### Requirement
Repeat the records exactly, minus the pictures.

====== Data extracts ======

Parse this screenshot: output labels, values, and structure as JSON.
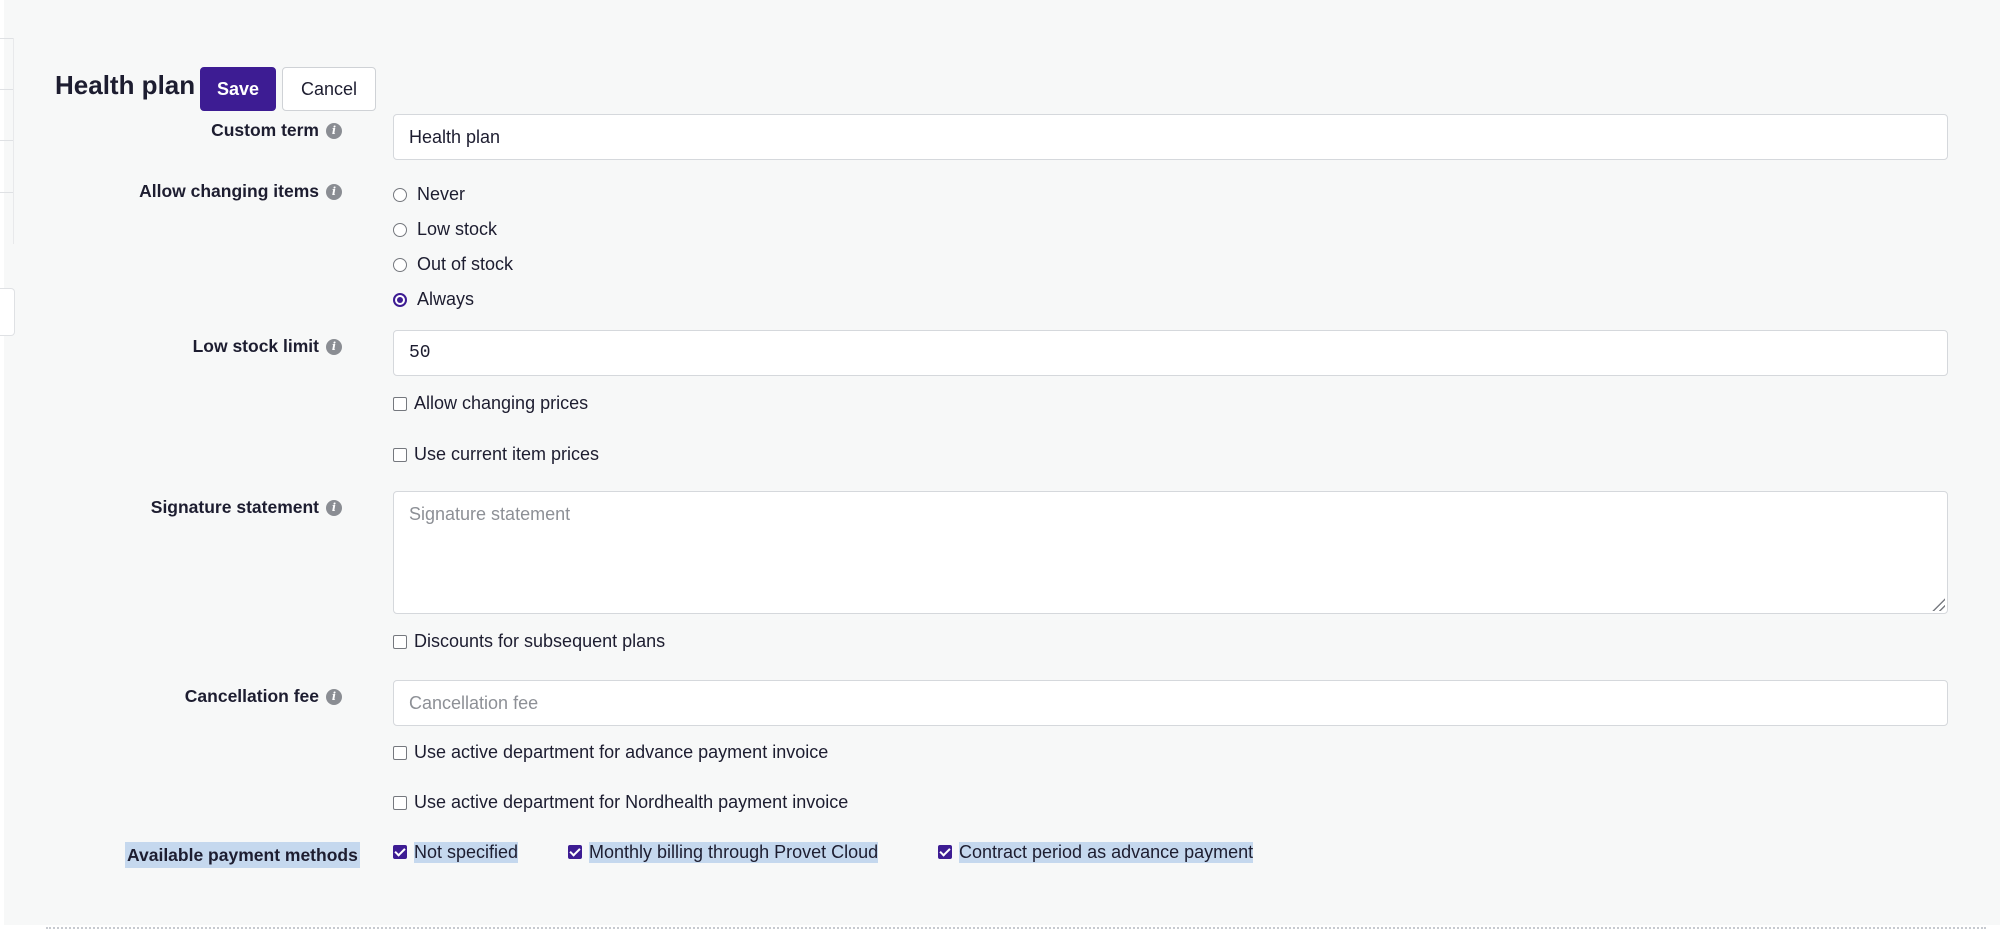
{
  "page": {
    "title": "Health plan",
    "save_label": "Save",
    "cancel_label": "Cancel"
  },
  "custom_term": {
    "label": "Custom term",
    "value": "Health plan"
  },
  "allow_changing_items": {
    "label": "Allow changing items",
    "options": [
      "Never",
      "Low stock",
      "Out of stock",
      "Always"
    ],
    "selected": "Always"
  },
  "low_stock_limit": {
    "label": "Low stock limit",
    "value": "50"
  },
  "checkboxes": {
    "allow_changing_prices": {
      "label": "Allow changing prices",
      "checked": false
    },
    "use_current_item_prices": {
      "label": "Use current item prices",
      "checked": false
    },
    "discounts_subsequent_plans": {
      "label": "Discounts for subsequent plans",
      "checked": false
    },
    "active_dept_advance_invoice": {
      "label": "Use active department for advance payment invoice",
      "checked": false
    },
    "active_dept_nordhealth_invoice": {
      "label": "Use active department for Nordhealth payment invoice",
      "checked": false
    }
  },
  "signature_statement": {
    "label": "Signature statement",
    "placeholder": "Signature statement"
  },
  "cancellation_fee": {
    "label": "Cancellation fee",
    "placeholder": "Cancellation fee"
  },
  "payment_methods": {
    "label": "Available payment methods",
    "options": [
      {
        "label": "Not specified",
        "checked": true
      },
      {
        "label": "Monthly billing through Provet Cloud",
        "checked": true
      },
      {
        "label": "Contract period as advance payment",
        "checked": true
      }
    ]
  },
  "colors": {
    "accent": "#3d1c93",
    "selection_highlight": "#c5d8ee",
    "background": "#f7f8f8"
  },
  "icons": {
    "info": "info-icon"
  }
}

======

### Response to the task
Parse this screenshot: output labels, values, and structure as JSON.
{
  "page": {
    "title": "Health plan",
    "save_label": "Save",
    "cancel_label": "Cancel"
  },
  "custom_term": {
    "label": "Custom term",
    "value": "Health plan"
  },
  "allow_changing_items": {
    "label": "Allow changing items",
    "options": [
      "Never",
      "Low stock",
      "Out of stock",
      "Always"
    ],
    "selected": "Always"
  },
  "low_stock_limit": {
    "label": "Low stock limit",
    "value": "50"
  },
  "checkboxes": {
    "allow_changing_prices": {
      "label": "Allow changing prices",
      "checked": false
    },
    "use_current_item_prices": {
      "label": "Use current item prices",
      "checked": false
    },
    "discounts_subsequent_plans": {
      "label": "Discounts for subsequent plans",
      "checked": false
    },
    "active_dept_advance_invoice": {
      "label": "Use active department for advance payment invoice",
      "checked": false
    },
    "active_dept_nordhealth_invoice": {
      "label": "Use active department for Nordhealth payment invoice",
      "checked": false
    }
  },
  "signature_statement": {
    "label": "Signature statement",
    "placeholder": "Signature statement"
  },
  "cancellation_fee": {
    "label": "Cancellation fee",
    "placeholder": "Cancellation fee"
  },
  "payment_methods": {
    "label": "Available payment methods",
    "options": [
      {
        "label": "Not specified",
        "checked": true
      },
      {
        "label": "Monthly billing through Provet Cloud",
        "checked": true
      },
      {
        "label": "Contract period as advance payment",
        "checked": true
      }
    ]
  },
  "colors": {
    "accent": "#3d1c93",
    "selection_highlight": "#c5d8ee",
    "background": "#f7f8f8"
  },
  "icons": {
    "info": "info-icon"
  }
}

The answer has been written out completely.